6) Ask students to compare Rabbi Buchdahl’s and Yasir Qadi’s reactions to stereotypes they encountered, and how their experiences impacted their beliefs and actions.
7) Ask students to read one of the following articles and write down the main ideas presented in the essay (links to the essays are available in the Lesson Overview):
- “Kimchee on the Seder Plate” by Angela Buchdahl
- “The New Normal: Muslims Reflect on Life After 9/11” by Sheila Poole
Encourage students to summarize and write down at least three facts presented in their assigned article.
8 ) Ask students to share information they learned from reading the articles.
- “Kimchee on the Seder Plate”
(The number of multiracial Jewish families has increased since Angela was a child. In ancient times, Jews were from different cultures and comprised of different races.) Ask students to describe some facts they learned from the essay about Angela Buchdahl and her family. (Her mother, who is Korean, suggested placing kimchee on the Seder Plate—the traditional plate used during the Jewish celebration of Passover. Even though Angela’s father is Jewish, she needed to have a conversion ceremony in order to be considered fully Jewish.) Note: Explain to students that the “giyur” ceremony that Angela mentions is a conversion ceremony.
- “The New Normal: Muslims Reflect on Life After 9/11”
(Even though it has been more than a decade since 9/11 there is still discrimination against Muslims and hate crimes against Muslims in the U.S. Muslims feel like they are under more scrutiny & surveillance than other Americans because of the links between Islamic extremists and 9/11.)
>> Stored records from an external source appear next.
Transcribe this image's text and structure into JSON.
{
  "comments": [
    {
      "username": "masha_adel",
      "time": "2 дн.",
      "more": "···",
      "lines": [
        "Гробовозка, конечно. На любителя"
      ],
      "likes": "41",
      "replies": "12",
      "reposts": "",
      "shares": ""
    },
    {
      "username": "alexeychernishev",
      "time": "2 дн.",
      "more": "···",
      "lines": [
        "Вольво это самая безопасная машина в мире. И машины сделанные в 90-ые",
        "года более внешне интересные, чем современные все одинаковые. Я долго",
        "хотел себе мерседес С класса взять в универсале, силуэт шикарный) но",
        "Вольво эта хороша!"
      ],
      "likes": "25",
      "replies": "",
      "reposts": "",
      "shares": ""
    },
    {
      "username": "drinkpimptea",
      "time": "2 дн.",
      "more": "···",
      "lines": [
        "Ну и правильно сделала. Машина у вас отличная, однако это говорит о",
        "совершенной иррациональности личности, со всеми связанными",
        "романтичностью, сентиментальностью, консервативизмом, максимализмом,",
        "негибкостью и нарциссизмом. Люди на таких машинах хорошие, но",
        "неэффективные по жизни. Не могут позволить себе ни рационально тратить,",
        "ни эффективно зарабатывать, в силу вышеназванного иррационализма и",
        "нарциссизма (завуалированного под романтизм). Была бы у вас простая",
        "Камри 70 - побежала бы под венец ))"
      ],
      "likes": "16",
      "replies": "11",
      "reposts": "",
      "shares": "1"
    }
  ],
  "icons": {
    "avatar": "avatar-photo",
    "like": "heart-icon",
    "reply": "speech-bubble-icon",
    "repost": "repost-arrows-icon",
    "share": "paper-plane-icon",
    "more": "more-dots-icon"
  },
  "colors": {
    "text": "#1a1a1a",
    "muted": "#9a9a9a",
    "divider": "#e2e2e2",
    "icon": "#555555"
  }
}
1) Ask students to reflect upon and discuss the role religion has had in shaping the U.S. and to think about whether their own family history has been shaped by religion and the quest for religious freedom. Ask students to reflect on the stories of persecution faced by the ancestors of Pastor Rick Warren, Rabbi Angela Buchdahl, and Sheikh Yasir Qadhi, and the way in which religion has shaped the lives of these religious leaders.
2) Ask students to write a reflection essay on one of the following topics:
- Describe the role religion played in shaping the U.S. (Include a discussion about the role religion played in attracting the ancestors of Pastor Warren, Rabbi Buchdahl and Sheikh Qadhi to the U.S.)
- Explore the ways in which their own family history has been shaped by religion and the quest for religious freedom.
- Select one religious group (Buddhist, Hindu, Mormon, Sikh, Catholic, Quaker, Jewish, Muslim, Atheist/Agnostic, Baha’i Faith, Jehovah’s Witnesses, Scientologists, etc.) and explore the ways in which religion brought them to the United States and how it shaped the lives of its practitioners in the U.S.
- Take a close look at one very observant religious group (Amish, Hasidic Jews, Seventh Day Adventists, etc.) and how they have maintained their traditional beliefs and lifestyles in the modern world.
- Explore religious stereotypes in the U.S. and how they have impacted different religious groups.
3) Ask students to share their reflections with the class.